Your objective - All of the entries must be reproduced exactly, with no images carried over.

Dataset records -
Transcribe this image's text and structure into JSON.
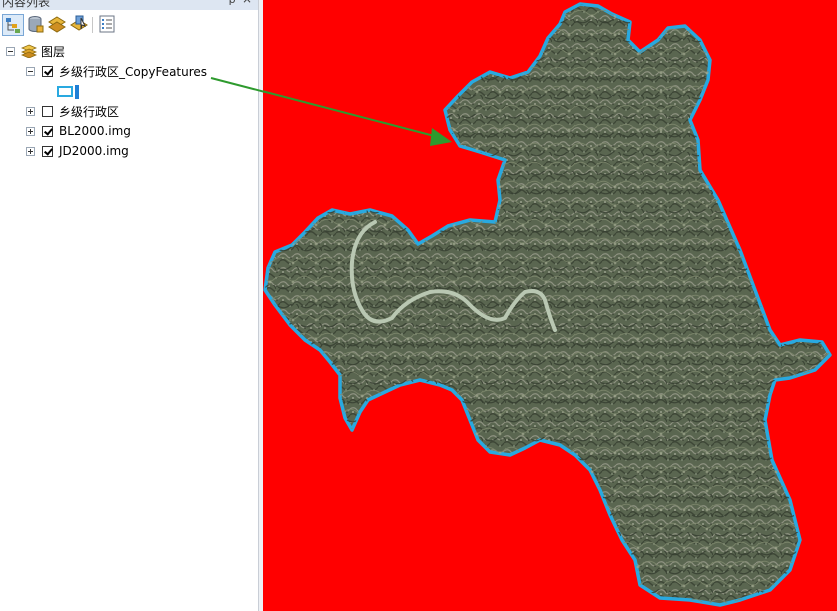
{
  "panel": {
    "title": "内容列表",
    "pin_glyph": "ᵽ",
    "close_glyph": "×",
    "toolbar_icons": [
      "list-by-drawing-order-icon",
      "list-by-source-icon",
      "list-by-visibility-icon",
      "list-by-selection-icon",
      "options-icon"
    ]
  },
  "tree": {
    "root_label": "图层",
    "layers": [
      {
        "label": "乡级行政区_CopyFeatures",
        "checked": true,
        "expanded": true
      },
      {
        "label": "乡级行政区",
        "checked": false,
        "expanded": false
      },
      {
        "label": "BL2000.img",
        "checked": true,
        "expanded": false
      },
      {
        "label": "JD2000.img",
        "checked": true,
        "expanded": false
      }
    ]
  },
  "colors": {
    "map_background": "#ff0000",
    "boundary": "#29a9e0",
    "arrow": "#2e9a2e",
    "terrain": "#5d6a4e",
    "river": "#b9c7b2"
  }
}
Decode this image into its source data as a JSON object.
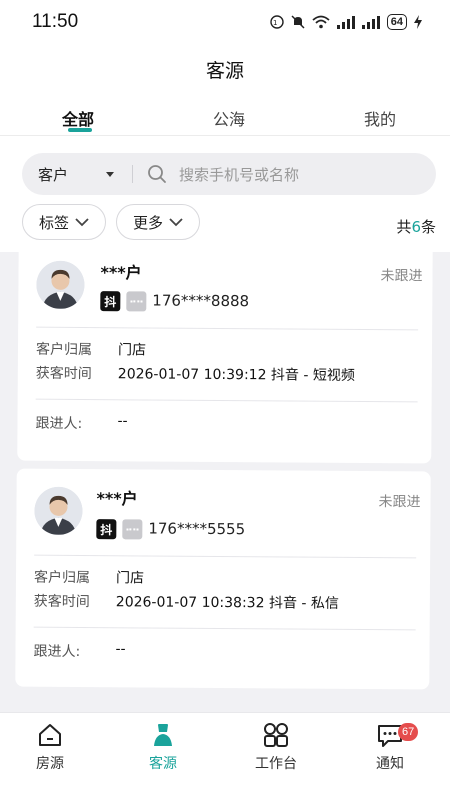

Solution below -
Transcribe this image's text and structure into JSON.
{
  "panel": {
    "title": "内容列表",
    "pin_glyph": "ᵽ",
    "close_glyph": "×",
    "toolbar_icons": [
      "list-by-drawing-order-icon",
      "list-by-source-icon",
      "list-by-visibility-icon",
      "list-by-selection-icon",
      "options-icon"
    ]
  },
  "tree": {
    "root_label": "图层",
    "layers": [
      {
        "label": "乡级行政区_CopyFeatures",
        "checked": true,
        "expanded": true
      },
      {
        "label": "乡级行政区",
        "checked": false,
        "expanded": false
      },
      {
        "label": "BL2000.img",
        "checked": true,
        "expanded": false
      },
      {
        "label": "JD2000.img",
        "checked": true,
        "expanded": false
      }
    ]
  },
  "colors": {
    "map_background": "#ff0000",
    "boundary": "#29a9e0",
    "arrow": "#2e9a2e",
    "terrain": "#5d6a4e",
    "river": "#b9c7b2"
  }
}
Decode this image into its source data as a JSON object.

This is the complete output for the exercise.